[Interface dataset entries]
::::::::::

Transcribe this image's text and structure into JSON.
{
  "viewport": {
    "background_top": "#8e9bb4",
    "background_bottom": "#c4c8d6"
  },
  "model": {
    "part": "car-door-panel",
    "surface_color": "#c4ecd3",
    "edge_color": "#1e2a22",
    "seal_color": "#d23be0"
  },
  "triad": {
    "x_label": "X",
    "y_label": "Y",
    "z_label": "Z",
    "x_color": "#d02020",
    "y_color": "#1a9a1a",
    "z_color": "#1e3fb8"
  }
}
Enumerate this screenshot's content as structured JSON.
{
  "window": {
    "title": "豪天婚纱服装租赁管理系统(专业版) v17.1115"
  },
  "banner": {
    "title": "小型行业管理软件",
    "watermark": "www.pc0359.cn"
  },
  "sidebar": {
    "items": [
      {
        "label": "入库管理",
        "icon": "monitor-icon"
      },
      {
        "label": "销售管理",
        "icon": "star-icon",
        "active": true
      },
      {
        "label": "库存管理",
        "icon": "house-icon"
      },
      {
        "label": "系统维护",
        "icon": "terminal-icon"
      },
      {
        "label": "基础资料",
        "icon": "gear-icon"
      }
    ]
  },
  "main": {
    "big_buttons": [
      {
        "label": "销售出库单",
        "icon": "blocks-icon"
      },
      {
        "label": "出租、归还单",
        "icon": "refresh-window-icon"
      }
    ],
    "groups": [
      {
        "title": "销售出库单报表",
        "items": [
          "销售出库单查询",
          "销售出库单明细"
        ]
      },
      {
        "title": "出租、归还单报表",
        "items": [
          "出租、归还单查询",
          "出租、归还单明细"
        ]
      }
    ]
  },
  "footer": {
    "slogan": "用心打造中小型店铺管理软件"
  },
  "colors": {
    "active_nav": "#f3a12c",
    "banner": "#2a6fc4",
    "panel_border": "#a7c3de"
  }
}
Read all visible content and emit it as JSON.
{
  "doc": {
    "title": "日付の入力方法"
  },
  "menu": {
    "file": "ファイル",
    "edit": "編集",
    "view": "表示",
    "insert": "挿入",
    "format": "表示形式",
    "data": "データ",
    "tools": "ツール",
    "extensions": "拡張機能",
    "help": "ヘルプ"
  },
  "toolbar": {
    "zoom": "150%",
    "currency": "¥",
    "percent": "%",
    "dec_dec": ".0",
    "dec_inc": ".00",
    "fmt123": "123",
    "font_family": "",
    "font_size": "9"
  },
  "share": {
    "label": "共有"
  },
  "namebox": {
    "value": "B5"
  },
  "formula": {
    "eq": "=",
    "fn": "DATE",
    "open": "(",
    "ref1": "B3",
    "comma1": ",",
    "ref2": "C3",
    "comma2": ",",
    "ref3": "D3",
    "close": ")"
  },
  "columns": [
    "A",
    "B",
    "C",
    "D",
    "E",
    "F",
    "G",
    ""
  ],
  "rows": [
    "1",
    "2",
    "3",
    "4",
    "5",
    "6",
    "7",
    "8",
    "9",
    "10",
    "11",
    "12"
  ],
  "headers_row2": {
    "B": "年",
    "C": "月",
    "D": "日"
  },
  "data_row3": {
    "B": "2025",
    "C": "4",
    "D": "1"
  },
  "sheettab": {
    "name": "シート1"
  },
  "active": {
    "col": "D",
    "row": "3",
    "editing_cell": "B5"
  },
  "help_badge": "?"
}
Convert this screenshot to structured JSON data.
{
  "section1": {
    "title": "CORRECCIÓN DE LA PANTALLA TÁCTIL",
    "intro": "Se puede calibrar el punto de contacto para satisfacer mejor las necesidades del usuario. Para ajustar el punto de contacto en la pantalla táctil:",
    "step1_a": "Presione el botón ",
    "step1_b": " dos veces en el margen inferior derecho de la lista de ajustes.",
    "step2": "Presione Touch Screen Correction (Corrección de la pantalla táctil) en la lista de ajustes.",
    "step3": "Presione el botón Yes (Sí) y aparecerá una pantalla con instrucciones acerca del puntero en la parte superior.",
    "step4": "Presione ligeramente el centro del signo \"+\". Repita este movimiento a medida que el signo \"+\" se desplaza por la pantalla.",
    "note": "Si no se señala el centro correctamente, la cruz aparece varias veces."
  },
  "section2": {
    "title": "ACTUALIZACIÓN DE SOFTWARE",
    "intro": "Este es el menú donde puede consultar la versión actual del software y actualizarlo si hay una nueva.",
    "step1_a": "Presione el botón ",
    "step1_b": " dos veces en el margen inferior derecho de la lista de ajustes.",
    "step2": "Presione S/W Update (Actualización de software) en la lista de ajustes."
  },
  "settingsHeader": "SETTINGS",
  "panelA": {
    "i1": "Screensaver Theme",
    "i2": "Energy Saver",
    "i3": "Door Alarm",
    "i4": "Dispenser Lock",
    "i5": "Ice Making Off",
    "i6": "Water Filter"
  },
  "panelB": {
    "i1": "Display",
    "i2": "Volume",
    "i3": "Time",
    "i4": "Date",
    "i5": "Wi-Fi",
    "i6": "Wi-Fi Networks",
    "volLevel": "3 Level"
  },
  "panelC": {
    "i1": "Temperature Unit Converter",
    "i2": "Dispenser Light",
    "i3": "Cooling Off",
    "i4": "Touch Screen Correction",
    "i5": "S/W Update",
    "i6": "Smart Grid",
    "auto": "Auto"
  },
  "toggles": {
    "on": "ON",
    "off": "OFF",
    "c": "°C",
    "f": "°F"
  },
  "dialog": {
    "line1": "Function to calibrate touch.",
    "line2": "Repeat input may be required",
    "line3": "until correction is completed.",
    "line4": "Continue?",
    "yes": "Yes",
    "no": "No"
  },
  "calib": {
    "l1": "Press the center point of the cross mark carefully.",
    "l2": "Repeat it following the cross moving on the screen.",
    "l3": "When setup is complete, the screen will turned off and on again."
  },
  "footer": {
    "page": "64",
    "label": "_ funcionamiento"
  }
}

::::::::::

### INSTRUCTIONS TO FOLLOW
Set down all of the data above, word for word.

### REPLY TO THE EXERCISE
Transcribe this image's text and structure into JSON.
{
  "viewport": {
    "background_top": "#8e9bb4",
    "background_bottom": "#c4c8d6"
  },
  "model": {
    "part": "car-door-panel",
    "surface_color": "#c4ecd3",
    "edge_color": "#1e2a22",
    "seal_color": "#d23be0"
  },
  "triad": {
    "x_label": "X",
    "y_label": "Y",
    "z_label": "Z",
    "x_color": "#d02020",
    "y_color": "#1a9a1a",
    "z_color": "#1e3fb8"
  }
}
Enumerate this screenshot's content as structured JSON.
{
  "window": {
    "title": "豪天婚纱服装租赁管理系统(专业版) v17.1115"
  },
  "banner": {
    "title": "小型行业管理软件",
    "watermark": "www.pc0359.cn"
  },
  "sidebar": {
    "items": [
      {
        "label": "入库管理",
        "icon": "monitor-icon"
      },
      {
        "label": "销售管理",
        "icon": "star-icon",
        "active": true
      },
      {
        "label": "库存管理",
        "icon": "house-icon"
      },
      {
        "label": "系统维护",
        "icon": "terminal-icon"
      },
      {
        "label": "基础资料",
        "icon": "gear-icon"
      }
    ]
  },
  "main": {
    "big_buttons": [
      {
        "label": "销售出库单",
        "icon": "blocks-icon"
      },
      {
        "label": "出租、归还单",
        "icon": "refresh-window-icon"
      }
    ],
    "groups": [
      {
        "title": "销售出库单报表",
        "items": [
          "销售出库单查询",
          "销售出库单明细"
        ]
      },
      {
        "title": "出租、归还单报表",
        "items": [
          "出租、归还单查询",
          "出租、归还单明细"
        ]
      }
    ]
  },
  "footer": {
    "slogan": "用心打造中小型店铺管理软件"
  },
  "colors": {
    "active_nav": "#f3a12c",
    "banner": "#2a6fc4",
    "panel_border": "#a7c3de"
  }
}
Read all visible content and emit it as JSON.
{
  "doc": {
    "title": "日付の入力方法"
  },
  "menu": {
    "file": "ファイル",
    "edit": "編集",
    "view": "表示",
    "insert": "挿入",
    "format": "表示形式",
    "data": "データ",
    "tools": "ツール",
    "extensions": "拡張機能",
    "help": "ヘルプ"
  },
  "toolbar": {
    "zoom": "150%",
    "currency": "¥",
    "percent": "%",
    "dec_dec": ".0",
    "dec_inc": ".00",
    "fmt123": "123",
    "font_family": "",
    "font_size": "9"
  },
  "share": {
    "label": "共有"
  },
  "namebox": {
    "value": "B5"
  },
  "formula": {
    "eq": "=",
    "fn": "DATE",
    "open": "(",
    "ref1": "B3",
    "comma1": ",",
    "ref2": "C3",
    "comma2": ",",
    "ref3": "D3",
    "close": ")"
  },
  "columns": [
    "A",
    "B",
    "C",
    "D",
    "E",
    "F",
    "G",
    ""
  ],
  "rows": [
    "1",
    "2",
    "3",
    "4",
    "5",
    "6",
    "7",
    "8",
    "9",
    "10",
    "11",
    "12"
  ],
  "headers_row2": {
    "B": "年",
    "C": "月",
    "D": "日"
  },
  "data_row3": {
    "B": "2025",
    "C": "4",
    "D": "1"
  },
  "sheettab": {
    "name": "シート1"
  },
  "active": {
    "col": "D",
    "row": "3",
    "editing_cell": "B5"
  },
  "help_badge": "?"
}
Convert this screenshot to structured JSON data.
{
  "section1": {
    "title": "CORRECCIÓN DE LA PANTALLA TÁCTIL",
    "intro": "Se puede calibrar el punto de contacto para satisfacer mejor las necesidades del usuario. Para ajustar el punto de contacto en la pantalla táctil:",
    "step1_a": "Presione el botón ",
    "step1_b": " dos veces en el margen inferior derecho de la lista de ajustes.",
    "step2": "Presione Touch Screen Correction (Corrección de la pantalla táctil) en la lista de ajustes.",
    "step3": "Presione el botón Yes (Sí) y aparecerá una pantalla con instrucciones acerca del puntero en la parte superior.",
    "step4": "Presione ligeramente el centro del signo \"+\". Repita este movimiento a medida que el signo \"+\" se desplaza por la pantalla.",
    "note": "Si no se señala el centro correctamente, la cruz aparece varias veces."
  },
  "section2": {
    "title": "ACTUALIZACIÓN DE SOFTWARE",
    "intro": "Este es el menú donde puede consultar la versión actual del software y actualizarlo si hay una nueva.",
    "step1_a": "Presione el botón ",
    "step1_b": " dos veces en el margen inferior derecho de la lista de ajustes.",
    "step2": "Presione S/W Update (Actualización de software) en la lista de ajustes."
  },
  "settingsHeader": "SETTINGS",
  "panelA": {
    "i1": "Screensaver Theme",
    "i2": "Energy Saver",
    "i3": "Door Alarm",
    "i4": "Dispenser Lock",
    "i5": "Ice Making Off",
    "i6": "Water Filter"
  },
  "panelB": {
    "i1": "Display",
    "i2": "Volume",
    "i3": "Time",
    "i4": "Date",
    "i5": "Wi-Fi",
    "i6": "Wi-Fi Networks",
    "volLevel": "3 Level"
  },
  "panelC": {
    "i1": "Temperature Unit Converter",
    "i2": "Dispenser Light",
    "i3": "Cooling Off",
    "i4": "Touch Screen Correction",
    "i5": "S/W Update",
    "i6": "Smart Grid",
    "auto": "Auto"
  },
  "toggles": {
    "on": "ON",
    "off": "OFF",
    "c": "°C",
    "f": "°F"
  },
  "dialog": {
    "line1": "Function to calibrate touch.",
    "line2": "Repeat input may be required",
    "line3": "until correction is completed.",
    "line4": "Continue?",
    "yes": "Yes",
    "no": "No"
  },
  "calib": {
    "l1": "Press the center point of the cross mark carefully.",
    "l2": "Repeat it following the cross moving on the screen.",
    "l3": "When setup is complete, the screen will turned off and on again."
  },
  "footer": {
    "page": "64",
    "label": "_ funcionamiento"
  }
}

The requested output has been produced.